→ Exercise: The response must restate all of the data word for word.

Items from an interface collection:
Start of Block

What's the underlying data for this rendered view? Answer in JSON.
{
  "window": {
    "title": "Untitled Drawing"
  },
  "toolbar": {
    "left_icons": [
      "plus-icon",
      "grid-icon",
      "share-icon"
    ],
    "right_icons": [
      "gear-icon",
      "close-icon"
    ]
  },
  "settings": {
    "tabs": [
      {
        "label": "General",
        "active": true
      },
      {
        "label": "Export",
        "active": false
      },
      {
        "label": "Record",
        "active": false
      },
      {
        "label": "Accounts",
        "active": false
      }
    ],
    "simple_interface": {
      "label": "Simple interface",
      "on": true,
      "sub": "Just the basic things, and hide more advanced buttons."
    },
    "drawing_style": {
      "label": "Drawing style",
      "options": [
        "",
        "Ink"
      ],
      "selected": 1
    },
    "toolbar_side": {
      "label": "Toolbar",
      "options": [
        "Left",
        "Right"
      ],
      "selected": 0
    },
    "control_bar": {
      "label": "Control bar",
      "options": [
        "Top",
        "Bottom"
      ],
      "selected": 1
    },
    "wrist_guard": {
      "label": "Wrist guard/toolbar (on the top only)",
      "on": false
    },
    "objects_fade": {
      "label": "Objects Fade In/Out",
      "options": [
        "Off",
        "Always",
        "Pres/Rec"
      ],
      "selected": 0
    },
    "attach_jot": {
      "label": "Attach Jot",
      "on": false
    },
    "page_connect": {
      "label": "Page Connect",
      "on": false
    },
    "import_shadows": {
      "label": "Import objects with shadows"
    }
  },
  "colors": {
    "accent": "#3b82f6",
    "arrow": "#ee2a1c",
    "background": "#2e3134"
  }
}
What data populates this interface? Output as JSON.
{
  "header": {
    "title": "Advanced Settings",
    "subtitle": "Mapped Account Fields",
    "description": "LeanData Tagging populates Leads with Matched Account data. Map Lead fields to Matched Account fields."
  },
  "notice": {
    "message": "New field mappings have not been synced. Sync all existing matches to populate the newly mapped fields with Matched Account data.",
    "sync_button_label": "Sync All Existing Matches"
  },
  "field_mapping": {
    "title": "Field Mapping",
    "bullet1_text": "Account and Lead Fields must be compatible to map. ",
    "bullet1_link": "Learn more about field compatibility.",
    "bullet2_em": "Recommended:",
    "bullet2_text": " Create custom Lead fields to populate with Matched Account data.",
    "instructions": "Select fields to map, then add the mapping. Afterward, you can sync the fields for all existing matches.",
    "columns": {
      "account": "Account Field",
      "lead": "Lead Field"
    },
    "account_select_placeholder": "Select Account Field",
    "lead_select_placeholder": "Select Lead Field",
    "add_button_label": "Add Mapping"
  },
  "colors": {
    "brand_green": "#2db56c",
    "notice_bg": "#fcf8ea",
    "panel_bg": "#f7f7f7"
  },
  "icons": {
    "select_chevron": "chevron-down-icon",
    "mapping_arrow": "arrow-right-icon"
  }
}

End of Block

→ Response to this exercise:
What's the underlying data for this rendered view? Answer in JSON.
{
  "window": {
    "title": "Untitled Drawing"
  },
  "toolbar": {
    "left_icons": [
      "plus-icon",
      "grid-icon",
      "share-icon"
    ],
    "right_icons": [
      "gear-icon",
      "close-icon"
    ]
  },
  "settings": {
    "tabs": [
      {
        "label": "General",
        "active": true
      },
      {
        "label": "Export",
        "active": false
      },
      {
        "label": "Record",
        "active": false
      },
      {
        "label": "Accounts",
        "active": false
      }
    ],
    "simple_interface": {
      "label": "Simple interface",
      "on": true,
      "sub": "Just the basic things, and hide more advanced buttons."
    },
    "drawing_style": {
      "label": "Drawing style",
      "options": [
        "",
        "Ink"
      ],
      "selected": 1
    },
    "toolbar_side": {
      "label": "Toolbar",
      "options": [
        "Left",
        "Right"
      ],
      "selected": 0
    },
    "control_bar": {
      "label": "Control bar",
      "options": [
        "Top",
        "Bottom"
      ],
      "selected": 1
    },
    "wrist_guard": {
      "label": "Wrist guard/toolbar (on the top only)",
      "on": false
    },
    "objects_fade": {
      "label": "Objects Fade In/Out",
      "options": [
        "Off",
        "Always",
        "Pres/Rec"
      ],
      "selected": 0
    },
    "attach_jot": {
      "label": "Attach Jot",
      "on": false
    },
    "page_connect": {
      "label": "Page Connect",
      "on": false
    },
    "import_shadows": {
      "label": "Import objects with shadows"
    }
  },
  "colors": {
    "accent": "#3b82f6",
    "arrow": "#ee2a1c",
    "background": "#2e3134"
  }
}
What data populates this interface? Output as JSON.
{
  "header": {
    "title": "Advanced Settings",
    "subtitle": "Mapped Account Fields",
    "description": "LeanData Tagging populates Leads with Matched Account data. Map Lead fields to Matched Account fields."
  },
  "notice": {
    "message": "New field mappings have not been synced. Sync all existing matches to populate the newly mapped fields with Matched Account data.",
    "sync_button_label": "Sync All Existing Matches"
  },
  "field_mapping": {
    "title": "Field Mapping",
    "bullet1_text": "Account and Lead Fields must be compatible to map. ",
    "bullet1_link": "Learn more about field compatibility.",
    "bullet2_em": "Recommended:",
    "bullet2_text": " Create custom Lead fields to populate with Matched Account data.",
    "instructions": "Select fields to map, then add the mapping. Afterward, you can sync the fields for all existing matches.",
    "columns": {
      "account": "Account Field",
      "lead": "Lead Field"
    },
    "account_select_placeholder": "Select Account Field",
    "lead_select_placeholder": "Select Lead Field",
    "add_button_label": "Add Mapping"
  },
  "colors": {
    "brand_green": "#2db56c",
    "notice_bg": "#fcf8ea",
    "panel_bg": "#f7f7f7"
  },
  "icons": {
    "select_chevron": "chevron-down-icon",
    "mapping_arrow": "arrow-right-icon"
  }
}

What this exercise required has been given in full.